Season three is bookended by two funerals: the first is for a person, the second for a restaurant. And they are very different kinds of funerals indeed. The funeral for Marcus’s mother is a sober, somber affair. On the other hand, the funeral for Ever is a joyous celebration. Because the end of life is terrible, but the end of work doesn’t have to be. Chef Andrea (Olivia Coleman) isn’t closing Ever because it’s going bankrupt because of some scandal or because she’s sick. She does it because she wants to. She wants to break out of the unending cycle of preparing food for other people, as rewarding as that was, and try new things. There’s a moment towards the end of Ever’s funeral where Andrea and Carmy are standing outside, and Andrea tells Carmy that she’s thinking about taking up smoking. It’s a joke, hopefully, anyway, but it’s also a sneaky nod to the birth/death dyad that drove the first two seasons. Here she is, at the beginning of her new life, and Andrea is considering taking up a habit that could lead to her death.

The Bear closes with Syd crouched just outside the raucous party at her new apartment, paralyzed by panic over whether she wants to stay at The Bear or move on to a new, hopefully less stressful kitchen, and with Carmy walking alone on the streets of Chicago. We don’t know where he’s going or why, maybe to try and patch things up with Claire, see his sister and niece, or have the conversation with his mom that he’s been avoiding for three seasons now. But he stops to check his vibrating phone and sees that the review they’ve been waiting for all season has finally come out. And while it’s unclear how positive or negative it is, what is clear is that it’s knocked Carmy off whatever path he was on back into work.

Jeremy Allen White will play Bruce Springsteen in a movie next year, and Springsteen once said that the best days in his life were the day he picked the guitar up and the day he put it down.
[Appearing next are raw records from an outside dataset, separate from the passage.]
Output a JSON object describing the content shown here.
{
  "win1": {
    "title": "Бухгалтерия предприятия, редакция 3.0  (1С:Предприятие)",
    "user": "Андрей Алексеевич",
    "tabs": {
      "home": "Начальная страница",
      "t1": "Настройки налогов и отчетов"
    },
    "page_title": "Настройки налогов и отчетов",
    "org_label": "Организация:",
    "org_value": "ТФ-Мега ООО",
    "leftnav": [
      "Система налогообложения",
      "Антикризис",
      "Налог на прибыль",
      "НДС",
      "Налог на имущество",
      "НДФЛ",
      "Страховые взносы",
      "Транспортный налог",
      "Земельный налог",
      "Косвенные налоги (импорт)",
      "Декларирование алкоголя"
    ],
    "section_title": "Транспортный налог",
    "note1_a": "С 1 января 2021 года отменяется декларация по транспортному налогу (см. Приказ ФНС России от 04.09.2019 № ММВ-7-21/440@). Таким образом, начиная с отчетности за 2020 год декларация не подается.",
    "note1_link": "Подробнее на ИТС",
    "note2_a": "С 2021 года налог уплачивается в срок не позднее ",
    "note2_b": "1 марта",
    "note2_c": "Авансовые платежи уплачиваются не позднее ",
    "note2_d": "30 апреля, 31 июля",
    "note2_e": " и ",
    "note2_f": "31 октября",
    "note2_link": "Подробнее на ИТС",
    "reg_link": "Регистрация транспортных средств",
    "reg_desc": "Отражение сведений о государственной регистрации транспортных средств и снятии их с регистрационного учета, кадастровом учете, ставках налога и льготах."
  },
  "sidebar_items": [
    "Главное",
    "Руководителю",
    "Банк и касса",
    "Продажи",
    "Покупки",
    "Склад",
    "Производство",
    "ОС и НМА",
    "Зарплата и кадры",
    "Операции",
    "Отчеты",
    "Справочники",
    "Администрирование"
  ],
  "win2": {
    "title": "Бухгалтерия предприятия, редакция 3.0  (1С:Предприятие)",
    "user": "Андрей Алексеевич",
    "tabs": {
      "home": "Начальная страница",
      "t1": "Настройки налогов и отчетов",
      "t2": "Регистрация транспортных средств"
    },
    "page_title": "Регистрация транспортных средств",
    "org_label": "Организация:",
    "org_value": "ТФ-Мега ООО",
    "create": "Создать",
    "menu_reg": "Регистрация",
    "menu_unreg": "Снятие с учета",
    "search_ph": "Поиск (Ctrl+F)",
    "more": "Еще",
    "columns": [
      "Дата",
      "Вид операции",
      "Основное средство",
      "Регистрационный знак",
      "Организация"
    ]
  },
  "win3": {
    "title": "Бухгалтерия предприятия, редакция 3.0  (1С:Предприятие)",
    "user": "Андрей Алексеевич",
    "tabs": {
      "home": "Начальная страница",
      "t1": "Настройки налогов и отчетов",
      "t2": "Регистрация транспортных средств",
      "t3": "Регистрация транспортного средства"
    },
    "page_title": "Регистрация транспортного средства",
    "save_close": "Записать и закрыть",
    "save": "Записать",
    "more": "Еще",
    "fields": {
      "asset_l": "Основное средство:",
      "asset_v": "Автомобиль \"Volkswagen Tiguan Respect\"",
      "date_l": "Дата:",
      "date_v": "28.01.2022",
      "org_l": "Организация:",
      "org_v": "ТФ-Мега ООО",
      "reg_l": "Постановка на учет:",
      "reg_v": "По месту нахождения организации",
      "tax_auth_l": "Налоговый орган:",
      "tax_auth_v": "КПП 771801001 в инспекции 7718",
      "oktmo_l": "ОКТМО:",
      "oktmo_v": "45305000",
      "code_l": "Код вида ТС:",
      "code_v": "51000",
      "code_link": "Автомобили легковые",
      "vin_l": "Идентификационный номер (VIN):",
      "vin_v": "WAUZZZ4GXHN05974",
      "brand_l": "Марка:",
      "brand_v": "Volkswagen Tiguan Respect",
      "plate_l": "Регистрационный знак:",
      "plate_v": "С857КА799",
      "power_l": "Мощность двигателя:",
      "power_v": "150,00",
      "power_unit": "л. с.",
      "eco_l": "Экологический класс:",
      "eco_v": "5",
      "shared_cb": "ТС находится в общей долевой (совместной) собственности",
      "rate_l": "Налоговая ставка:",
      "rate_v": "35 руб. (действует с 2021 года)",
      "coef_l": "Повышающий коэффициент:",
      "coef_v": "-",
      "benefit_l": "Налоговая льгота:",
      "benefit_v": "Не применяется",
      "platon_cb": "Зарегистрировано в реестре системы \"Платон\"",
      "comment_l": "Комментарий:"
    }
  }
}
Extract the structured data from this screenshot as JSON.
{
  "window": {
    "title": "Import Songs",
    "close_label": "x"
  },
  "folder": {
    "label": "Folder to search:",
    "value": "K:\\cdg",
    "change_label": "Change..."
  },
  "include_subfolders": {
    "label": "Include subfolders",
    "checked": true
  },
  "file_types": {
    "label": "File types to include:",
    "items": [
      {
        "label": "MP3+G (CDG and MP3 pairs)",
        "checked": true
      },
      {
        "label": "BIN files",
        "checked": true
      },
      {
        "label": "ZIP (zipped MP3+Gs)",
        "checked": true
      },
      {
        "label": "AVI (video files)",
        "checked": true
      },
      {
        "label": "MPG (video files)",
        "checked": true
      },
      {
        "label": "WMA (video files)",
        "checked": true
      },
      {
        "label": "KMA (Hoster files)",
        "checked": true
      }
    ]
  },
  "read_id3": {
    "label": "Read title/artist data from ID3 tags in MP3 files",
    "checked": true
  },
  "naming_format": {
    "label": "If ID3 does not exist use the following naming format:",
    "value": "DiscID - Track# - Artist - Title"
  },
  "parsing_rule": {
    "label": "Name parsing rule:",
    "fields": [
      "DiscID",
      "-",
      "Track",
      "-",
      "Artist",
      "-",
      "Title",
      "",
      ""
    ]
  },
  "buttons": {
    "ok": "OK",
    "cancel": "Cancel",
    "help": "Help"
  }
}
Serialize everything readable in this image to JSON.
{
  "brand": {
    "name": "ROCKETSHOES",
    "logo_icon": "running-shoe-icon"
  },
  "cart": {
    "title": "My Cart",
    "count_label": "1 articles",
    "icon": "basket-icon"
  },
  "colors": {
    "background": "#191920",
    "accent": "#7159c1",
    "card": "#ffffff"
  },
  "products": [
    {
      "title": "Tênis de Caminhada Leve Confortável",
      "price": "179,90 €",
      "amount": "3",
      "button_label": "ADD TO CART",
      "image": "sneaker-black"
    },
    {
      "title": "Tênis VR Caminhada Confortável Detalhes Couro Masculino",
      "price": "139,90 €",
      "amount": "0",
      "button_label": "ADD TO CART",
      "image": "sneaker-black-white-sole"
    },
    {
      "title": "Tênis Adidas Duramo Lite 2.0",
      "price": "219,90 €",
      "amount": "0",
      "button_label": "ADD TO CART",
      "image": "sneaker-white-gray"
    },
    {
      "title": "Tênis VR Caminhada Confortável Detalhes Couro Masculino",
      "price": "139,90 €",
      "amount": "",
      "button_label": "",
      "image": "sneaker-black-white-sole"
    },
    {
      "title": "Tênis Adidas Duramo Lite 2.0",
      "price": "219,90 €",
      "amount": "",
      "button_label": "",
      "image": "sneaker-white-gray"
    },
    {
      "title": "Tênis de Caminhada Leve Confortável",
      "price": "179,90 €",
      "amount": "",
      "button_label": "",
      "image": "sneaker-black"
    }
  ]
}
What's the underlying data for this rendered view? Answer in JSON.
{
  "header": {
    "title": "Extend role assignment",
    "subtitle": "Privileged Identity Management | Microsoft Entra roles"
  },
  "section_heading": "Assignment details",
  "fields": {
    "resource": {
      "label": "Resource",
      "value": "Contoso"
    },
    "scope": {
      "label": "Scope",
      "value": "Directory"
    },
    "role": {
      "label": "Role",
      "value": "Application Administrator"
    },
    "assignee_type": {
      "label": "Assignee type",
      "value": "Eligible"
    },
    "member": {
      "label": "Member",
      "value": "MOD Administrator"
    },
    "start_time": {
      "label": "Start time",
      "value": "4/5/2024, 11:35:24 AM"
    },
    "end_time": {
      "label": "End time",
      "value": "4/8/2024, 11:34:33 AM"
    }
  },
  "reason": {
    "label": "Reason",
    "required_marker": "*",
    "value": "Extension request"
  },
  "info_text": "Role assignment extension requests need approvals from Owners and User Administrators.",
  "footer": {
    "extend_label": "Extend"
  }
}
The day he found the passion and joy that comes from work and recognized that he needed more. Carmy and Syd are still holding their guitars, but their grip is also loosening. They’ve seen how letting go of work and engaging with life has enriched the people around them, but they haven’t yet found the courage to try it themselves. Hopefully, they’ll figure it out next season. Or maybe they won’t. That’s life.

All episodes of The Bear are currently streaming on Hulu.